PROMPT
Each record must be returned exactly, apart from the pictures, which stay out.

Dataset items
──────────────────────────────
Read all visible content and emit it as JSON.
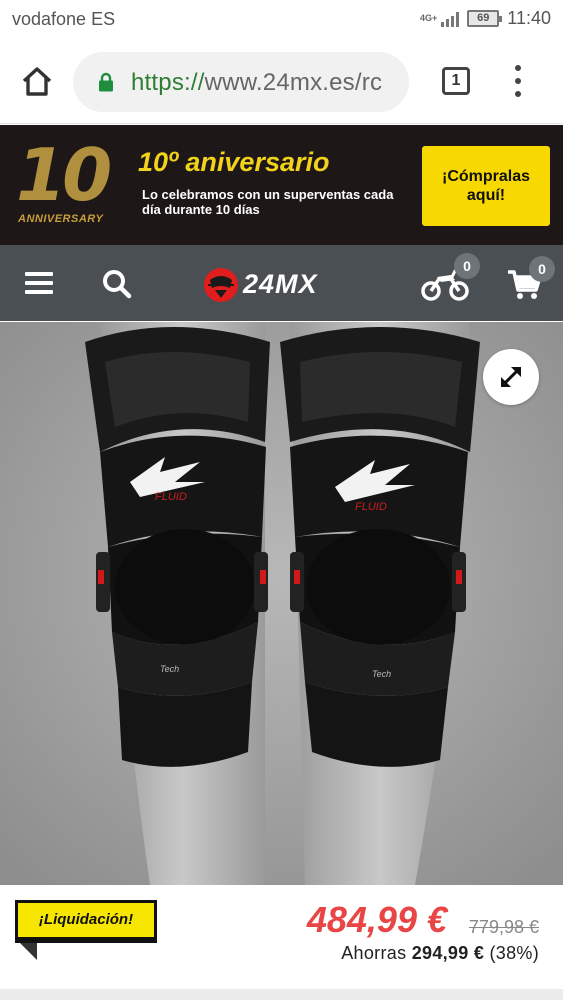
{
  "status_bar": {
    "carrier": "vodafone ES",
    "network": "4G+",
    "battery": "69",
    "time": "11:40"
  },
  "browser": {
    "url_scheme": "https://",
    "url_rest": "www.24mx.es/rс",
    "tab_count": "1"
  },
  "promo": {
    "logo_number": "10",
    "logo_caption": "ANNIVERSARY",
    "title": "10º aniversario",
    "subtitle": "Lo celebramos con un superventas cada día durante 10 días",
    "cta": "¡Cómpralas aquí!"
  },
  "nav": {
    "logo_text": "24MX",
    "garage_count": "0",
    "cart_count": "0"
  },
  "product": {
    "image_alt": "Alpinestars Fluid Tech knee braces",
    "brand_print": "FLUID",
    "tech_print": "Tech"
  },
  "price": {
    "tag": "¡Liquidación!",
    "current": "484,99 €",
    "old": "779,98 €",
    "savings_prefix": "Ahorras",
    "savings_amount": "294,99 €",
    "savings_percent": "(38%)"
  },
  "colors": {
    "promo_bg": "#1e1717",
    "promo_accent": "#f2d21a",
    "cta_bg": "#f7d800",
    "nav_bg": "#4a4f54",
    "price_red": "#e84545",
    "url_green": "#2e7d32"
  }
}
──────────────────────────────
WRITTEN RESPONSE
Read all visible content and emit it as JSON.
{
  "status_bar": {
    "carrier": "vodafone ES",
    "network": "4G+",
    "battery": "69",
    "time": "11:40"
  },
  "browser": {
    "url_scheme": "https://",
    "url_rest": "www.24mx.es/rс",
    "tab_count": "1"
  },
  "promo": {
    "logo_number": "10",
    "logo_caption": "ANNIVERSARY",
    "title": "10º aniversario",
    "subtitle": "Lo celebramos con un superventas cada día durante 10 días",
    "cta": "¡Cómpralas aquí!"
  },
  "nav": {
    "logo_text": "24MX",
    "garage_count": "0",
    "cart_count": "0"
  },
  "product": {
    "image_alt": "Alpinestars Fluid Tech knee braces",
    "brand_print": "FLUID",
    "tech_print": "Tech"
  },
  "price": {
    "tag": "¡Liquidación!",
    "current": "484,99 €",
    "old": "779,98 €",
    "savings_prefix": "Ahorras",
    "savings_amount": "294,99 €",
    "savings_percent": "(38%)"
  },
  "colors": {
    "promo_bg": "#1e1717",
    "promo_accent": "#f2d21a",
    "cta_bg": "#f7d800",
    "nav_bg": "#4a4f54",
    "price_red": "#e84545",
    "url_green": "#2e7d32"
  }
}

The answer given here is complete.